* [Problem statement]: Output, exactly as written, the lines of the data below from the one containing "Give me the" to the end.

[Opening Records for this task section]

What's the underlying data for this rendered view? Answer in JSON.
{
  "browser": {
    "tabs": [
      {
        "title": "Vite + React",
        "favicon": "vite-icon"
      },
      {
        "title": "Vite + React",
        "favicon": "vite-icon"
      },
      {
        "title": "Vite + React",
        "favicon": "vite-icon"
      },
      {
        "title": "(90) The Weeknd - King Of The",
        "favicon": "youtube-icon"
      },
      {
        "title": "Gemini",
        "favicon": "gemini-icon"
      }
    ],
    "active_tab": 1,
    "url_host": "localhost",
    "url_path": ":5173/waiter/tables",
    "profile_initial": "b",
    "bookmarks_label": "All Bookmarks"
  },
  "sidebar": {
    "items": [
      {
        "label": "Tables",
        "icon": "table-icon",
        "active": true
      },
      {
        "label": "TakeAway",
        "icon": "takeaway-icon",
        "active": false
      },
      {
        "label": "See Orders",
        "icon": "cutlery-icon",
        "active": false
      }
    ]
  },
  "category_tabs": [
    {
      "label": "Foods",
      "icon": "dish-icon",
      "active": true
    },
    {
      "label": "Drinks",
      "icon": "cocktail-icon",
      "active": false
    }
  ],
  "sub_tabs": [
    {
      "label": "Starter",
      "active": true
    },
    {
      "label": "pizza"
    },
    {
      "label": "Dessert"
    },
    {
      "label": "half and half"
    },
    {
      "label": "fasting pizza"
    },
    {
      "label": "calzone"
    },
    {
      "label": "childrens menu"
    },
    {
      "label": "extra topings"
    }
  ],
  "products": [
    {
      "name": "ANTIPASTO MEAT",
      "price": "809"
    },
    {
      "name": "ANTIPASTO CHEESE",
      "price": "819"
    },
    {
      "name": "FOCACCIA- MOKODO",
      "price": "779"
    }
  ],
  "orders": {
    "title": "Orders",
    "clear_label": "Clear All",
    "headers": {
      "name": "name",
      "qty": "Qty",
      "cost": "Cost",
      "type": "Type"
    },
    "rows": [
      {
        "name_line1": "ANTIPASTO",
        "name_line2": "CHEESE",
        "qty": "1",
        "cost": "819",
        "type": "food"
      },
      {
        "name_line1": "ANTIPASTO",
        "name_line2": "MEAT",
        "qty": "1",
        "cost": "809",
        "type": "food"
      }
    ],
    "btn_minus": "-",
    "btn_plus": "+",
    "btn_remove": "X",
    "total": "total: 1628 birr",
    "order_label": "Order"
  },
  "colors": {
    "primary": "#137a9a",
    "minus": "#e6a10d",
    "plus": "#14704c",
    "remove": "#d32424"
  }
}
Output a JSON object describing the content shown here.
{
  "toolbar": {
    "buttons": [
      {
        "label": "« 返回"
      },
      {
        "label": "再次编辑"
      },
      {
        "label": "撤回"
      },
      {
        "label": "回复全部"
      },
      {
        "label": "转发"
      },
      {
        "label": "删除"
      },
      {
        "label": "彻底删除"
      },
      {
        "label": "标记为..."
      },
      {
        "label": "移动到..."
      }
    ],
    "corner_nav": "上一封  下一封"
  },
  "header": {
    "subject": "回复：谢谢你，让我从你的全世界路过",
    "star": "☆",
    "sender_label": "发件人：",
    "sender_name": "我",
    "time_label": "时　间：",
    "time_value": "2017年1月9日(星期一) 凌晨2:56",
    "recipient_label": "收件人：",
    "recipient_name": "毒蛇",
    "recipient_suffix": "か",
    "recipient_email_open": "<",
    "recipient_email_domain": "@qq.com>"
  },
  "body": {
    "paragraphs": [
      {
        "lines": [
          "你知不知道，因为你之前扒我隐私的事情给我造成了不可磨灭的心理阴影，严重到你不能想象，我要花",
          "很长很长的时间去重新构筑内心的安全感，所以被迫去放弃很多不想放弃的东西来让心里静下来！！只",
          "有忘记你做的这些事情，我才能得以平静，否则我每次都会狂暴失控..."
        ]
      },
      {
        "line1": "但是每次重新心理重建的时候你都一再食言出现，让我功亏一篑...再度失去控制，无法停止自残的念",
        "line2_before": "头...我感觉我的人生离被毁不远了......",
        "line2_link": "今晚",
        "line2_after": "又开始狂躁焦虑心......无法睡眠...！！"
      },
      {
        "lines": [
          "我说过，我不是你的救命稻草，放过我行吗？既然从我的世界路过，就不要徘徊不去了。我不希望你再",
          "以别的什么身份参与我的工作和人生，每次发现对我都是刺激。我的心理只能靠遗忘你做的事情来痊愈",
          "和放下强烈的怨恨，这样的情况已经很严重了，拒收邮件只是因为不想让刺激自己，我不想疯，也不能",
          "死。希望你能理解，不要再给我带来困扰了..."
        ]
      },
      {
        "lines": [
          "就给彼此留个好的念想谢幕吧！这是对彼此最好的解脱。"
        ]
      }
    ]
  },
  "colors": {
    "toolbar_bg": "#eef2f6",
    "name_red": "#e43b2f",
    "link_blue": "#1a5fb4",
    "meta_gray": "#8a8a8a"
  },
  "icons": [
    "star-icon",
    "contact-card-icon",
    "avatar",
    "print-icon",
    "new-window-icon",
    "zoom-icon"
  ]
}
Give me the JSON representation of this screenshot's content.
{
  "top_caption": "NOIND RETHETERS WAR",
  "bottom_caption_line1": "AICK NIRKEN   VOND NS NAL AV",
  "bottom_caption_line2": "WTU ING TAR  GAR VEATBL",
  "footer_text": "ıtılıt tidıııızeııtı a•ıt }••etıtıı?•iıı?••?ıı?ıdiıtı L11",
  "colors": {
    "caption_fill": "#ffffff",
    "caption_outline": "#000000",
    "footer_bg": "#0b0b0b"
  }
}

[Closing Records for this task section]

* [Reply to the exercise]:
Give me the JSON representation of this screenshot's content.
{
  "top_caption": "NOIND RETHETERS WAR",
  "bottom_caption_line1": "AICK NIRKEN   VOND NS NAL AV",
  "bottom_caption_line2": "WTU ING TAR  GAR VEATBL",
  "footer_text": "ıtılıt tidıııızeııtı a•ıt }••etıtıı?•iıı?••?ıı?ıdiıtı L11",
  "colors": {
    "caption_fill": "#ffffff",
    "caption_outline": "#000000",
    "footer_bg": "#0b0b0b"
  }
}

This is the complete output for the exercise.